Anyway, to answer your question, if you have a native plant nursery you should be able to pick up flame acanthus. It we lived closer you'd be welcome to some of my seedlings. :)

julie p said...

to save on compost costs, that is a lot of area to fill, perhaps make use of the copius amounts of manure being produced over the fence. As you are not likely to be planting until spring, you have a good few months to start building the soil. Good idea to put cardboard down, then just add manure and grass clipping on top, if you have some weedcloth left over just cover the beds in that and I bet by spring you will have a lovely friable base to top up with bought compost.

1st Man said...

Thank you for this info you are very kind to share your knowledge. And such a sweet offer of plants. We'll see what we can do to find some here next Spring and creating our own supply. Stay warm this weekend it's cold here, I can imagine much colder up by you.

1st Man said...

Aren't those wonderful?!?!?! They are definitely on a list for next year!!

1st Man said...

Oh yeah, I never though about that. And I love pansies. Such happy flowers, in the middle of freezing cold weather.

1st Man said...

Brilliant idea, thank you!!!! Yep, PLENTY of manure just over the fence lines, ha.

1st Man said...
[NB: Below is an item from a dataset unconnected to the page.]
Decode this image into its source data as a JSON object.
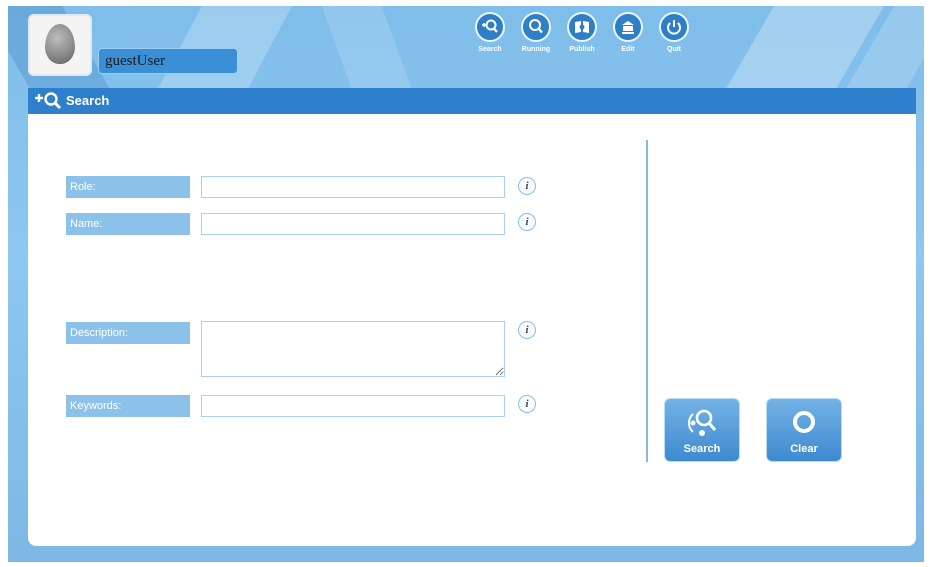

Oooh, we have been toying with the idea of a medicinal herb garden, good idea to use this as a start. I will looking into borage. Love coneflowers too. Thanks sweet Sandy!

1st Man said...

That's funny you mentioned this, I have planted one lavender plant in another bed and I believe it's listed as a Mediterranean variety best suited for our area. I am growing it sort of as a test to see how it does for us. So far so good. I will do some more research, thanks again!!!

1st Man said...

I'm hoping they come out in real life like we imagine in our heads, ha. The area behind the fence is all garden so we can spare some flowers. After all, we all need a little beauty in our lives too huh? ;-)

1st Man said...

She did love them. Probably because they were so easy. You have inspired me to try this out. I love the idea of just turning the soil, throwing some seed and covering it and seeing what happens. I LOVE that. Hey, I might have to try some dollar store seeds too, nothing wrong with that, ha.

Just saw your pics, WOW, just WOW! Thank you for sharing them, your yard is beautiful.

1st Man said...

Thank you so much for the words of wisdom (that come from experience, ha). I'll save your list of flowers and see what we can do.

Texas Rose said...

You did a great job on your garden flower beds! They will really dress up your garden area. The knockout roses are a good idea - low maintenance and nearly year-round color. You might also include some antique roses - their scent is heavenly. I really love Belinda's Dream - it is a cross of 2 antique roses. It smells wonderful, has sturdy stems with beautiful blossoms for cut flowers, is low maintenance, and grows to a height of about 5 feet. The Antique Rose Emporium outside Brenham is a good source. The ARE is also a great source of inspiration - they have many landscaped areas with great ideas, especially beautiful in the Spring. https://www.antiqueroseemporium.com/roses/2017/belindas-dream

1st Man said...

Thanks, I will look into the antique roses. You know I used to be on their mailing list years ago (before we had the property) and I totally forgot about them. Thank you!!! And you know I love inspiration!!!